“I really focused on being aware of what it takes. That’s something I implemented these last four weeks -- that every day focus and competing on every single ball, and taking the mindset that no ball’s caught on me. I think that’s really helped my game, and helped these coaches trust me, as well.”

Witherspoon expected Washington quarterback Kirk Cousins to attack him. But of the 25 plays he was in coverage last week, Witherspoon saw only three passes come his way. He surrendered two receptions for 33 yards, according to Pro Football Focus.

“Just being a rookie, I thought it was going to come, where they were going to be taking that one shot,” Witherspoon said. “I kept waiting for it to happen, but it didn’t happen. Going up against a smart quarterback, I know he saw me out there.

“There were a few times he looked my way in coverage. I wasn’t perfect in coverage, but I think he was looking. And I thought I did a good job.”

Witherspoon (6 foot 3, 195 pounds) is comfortable lining up on either side of the field, which he did during his college career at Colorado. He said he has not put on much weight but he has added more muscle, which has allowed him a better chance to compete physically against bigger NFL receivers.

Witherspoon fully expects to be challenged on Sunday when he is expected to see considerable playing time against the Dallas Cowboys at Levi’s Stadium. Witherspoon figures Cowboys quarterback Dak Prescott will be paying particularly close attention any time Dez Bryant lines up on his side of the field.

“They’re going to be looking at the ‘rook,’ ” Witherspoon said.

Said Shanahan, “They’re going to try to do that with all our DBs, so I don’t think it even matters who’s out there. They’re going to attack when we’re in single safety, which we are the majority of the time. They’re going to go outside and keep going out there until you stop them.”

* * *

EDITOR'S NOTE: Watch Kyle Shanahan's full sit-down interview with Matt Maiocco on "49ers Game Plan," which is scheduled to air Saturday at 9 p.m. on NBC Bay Area (Ch. 3).

49ers wide receiver Pierre Garçon handed hefty fine

pierre-ap.jpg
AP

49ers wide receiver Pierre Garçon handed hefty fine

The NFL fined 49ers wide receiver Pierre Garçon $24,309 for unnecessary roughness in last week’s game against Washington.

Garçon, who was not penalized on the play, lowered his helmet and struck Washington safety Montae Nicholson at the end of an 8-yard pass reception in the second quarter.

In 2013, the NFL passed a rule that bans the ball carrier from initiating contact with the crown of his helmet in the open field.

Nicholson’s helmet flew off and he remained on the ground for a couple of minutes.
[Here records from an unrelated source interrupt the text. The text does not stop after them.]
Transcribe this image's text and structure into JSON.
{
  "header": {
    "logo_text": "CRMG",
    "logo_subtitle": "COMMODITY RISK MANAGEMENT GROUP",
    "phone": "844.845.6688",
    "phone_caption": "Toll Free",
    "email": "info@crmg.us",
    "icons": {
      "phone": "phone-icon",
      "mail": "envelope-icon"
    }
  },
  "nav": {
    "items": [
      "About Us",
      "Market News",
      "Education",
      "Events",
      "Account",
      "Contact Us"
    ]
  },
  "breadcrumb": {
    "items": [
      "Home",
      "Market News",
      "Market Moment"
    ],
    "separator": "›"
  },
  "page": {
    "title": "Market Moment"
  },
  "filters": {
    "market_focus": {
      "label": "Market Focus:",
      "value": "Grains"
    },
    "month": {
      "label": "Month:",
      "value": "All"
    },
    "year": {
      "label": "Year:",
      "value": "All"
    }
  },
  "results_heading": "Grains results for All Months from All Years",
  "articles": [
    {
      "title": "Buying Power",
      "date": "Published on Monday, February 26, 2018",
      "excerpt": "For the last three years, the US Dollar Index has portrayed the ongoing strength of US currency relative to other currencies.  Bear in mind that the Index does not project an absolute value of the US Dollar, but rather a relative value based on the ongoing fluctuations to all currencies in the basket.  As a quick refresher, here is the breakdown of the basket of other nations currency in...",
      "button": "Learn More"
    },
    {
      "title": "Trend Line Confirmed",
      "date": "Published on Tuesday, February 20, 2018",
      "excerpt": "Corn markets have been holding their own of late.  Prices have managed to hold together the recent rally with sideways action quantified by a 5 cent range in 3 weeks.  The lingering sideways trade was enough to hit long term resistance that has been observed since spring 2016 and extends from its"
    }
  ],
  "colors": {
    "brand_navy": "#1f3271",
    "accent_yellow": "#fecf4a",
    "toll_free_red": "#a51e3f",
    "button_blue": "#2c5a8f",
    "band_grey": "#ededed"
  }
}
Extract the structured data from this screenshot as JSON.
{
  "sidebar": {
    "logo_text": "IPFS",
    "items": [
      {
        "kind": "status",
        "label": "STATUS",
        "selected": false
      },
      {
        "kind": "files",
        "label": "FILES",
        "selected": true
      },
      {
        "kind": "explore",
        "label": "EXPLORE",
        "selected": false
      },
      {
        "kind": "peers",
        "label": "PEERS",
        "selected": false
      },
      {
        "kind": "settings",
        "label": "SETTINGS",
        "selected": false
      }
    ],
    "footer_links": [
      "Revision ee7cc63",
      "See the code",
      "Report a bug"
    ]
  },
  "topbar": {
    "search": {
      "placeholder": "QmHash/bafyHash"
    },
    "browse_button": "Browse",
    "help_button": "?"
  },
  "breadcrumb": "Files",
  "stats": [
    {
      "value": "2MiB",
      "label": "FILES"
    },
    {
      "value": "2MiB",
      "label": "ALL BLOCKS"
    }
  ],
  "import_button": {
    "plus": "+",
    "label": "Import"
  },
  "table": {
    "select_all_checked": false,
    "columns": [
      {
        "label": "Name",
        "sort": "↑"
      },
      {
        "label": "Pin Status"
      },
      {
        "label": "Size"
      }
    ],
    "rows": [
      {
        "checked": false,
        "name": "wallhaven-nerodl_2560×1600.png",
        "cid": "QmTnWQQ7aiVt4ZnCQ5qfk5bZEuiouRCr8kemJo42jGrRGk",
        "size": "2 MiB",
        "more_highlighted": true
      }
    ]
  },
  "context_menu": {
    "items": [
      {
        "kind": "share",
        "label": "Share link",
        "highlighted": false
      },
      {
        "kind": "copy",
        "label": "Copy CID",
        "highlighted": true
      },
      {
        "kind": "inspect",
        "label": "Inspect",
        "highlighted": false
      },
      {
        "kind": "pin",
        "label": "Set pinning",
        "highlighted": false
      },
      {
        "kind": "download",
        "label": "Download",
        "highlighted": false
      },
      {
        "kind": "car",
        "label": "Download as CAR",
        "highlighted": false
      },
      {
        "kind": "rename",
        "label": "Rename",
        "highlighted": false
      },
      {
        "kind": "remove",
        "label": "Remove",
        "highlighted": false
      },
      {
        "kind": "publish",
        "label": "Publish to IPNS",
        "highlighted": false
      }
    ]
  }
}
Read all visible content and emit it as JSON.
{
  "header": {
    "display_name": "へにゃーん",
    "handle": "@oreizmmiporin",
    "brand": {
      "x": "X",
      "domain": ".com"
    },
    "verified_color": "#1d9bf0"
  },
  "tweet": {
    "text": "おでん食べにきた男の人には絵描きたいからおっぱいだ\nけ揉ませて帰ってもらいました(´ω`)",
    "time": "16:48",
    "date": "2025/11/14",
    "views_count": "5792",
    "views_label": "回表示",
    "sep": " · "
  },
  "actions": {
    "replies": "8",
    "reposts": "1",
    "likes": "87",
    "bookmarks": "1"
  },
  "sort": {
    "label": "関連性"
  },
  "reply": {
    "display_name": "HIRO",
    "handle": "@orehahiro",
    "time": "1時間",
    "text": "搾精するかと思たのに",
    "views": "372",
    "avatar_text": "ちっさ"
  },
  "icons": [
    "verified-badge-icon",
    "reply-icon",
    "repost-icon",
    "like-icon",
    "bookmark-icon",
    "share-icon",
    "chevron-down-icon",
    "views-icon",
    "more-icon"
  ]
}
He was evaluated for a possible concussion and shoulder injury. However, Nicholson was cleared and he returned to action.

After the play, Garçon and Washington safety D.J. Swearinger exchanged words, and Swearinger took a swipe at Garçon’s facemask. Swearinger was penalized for unsportsmanlike conduct.

The NFL fined Swearinger $9,115 for unnecessary roughness.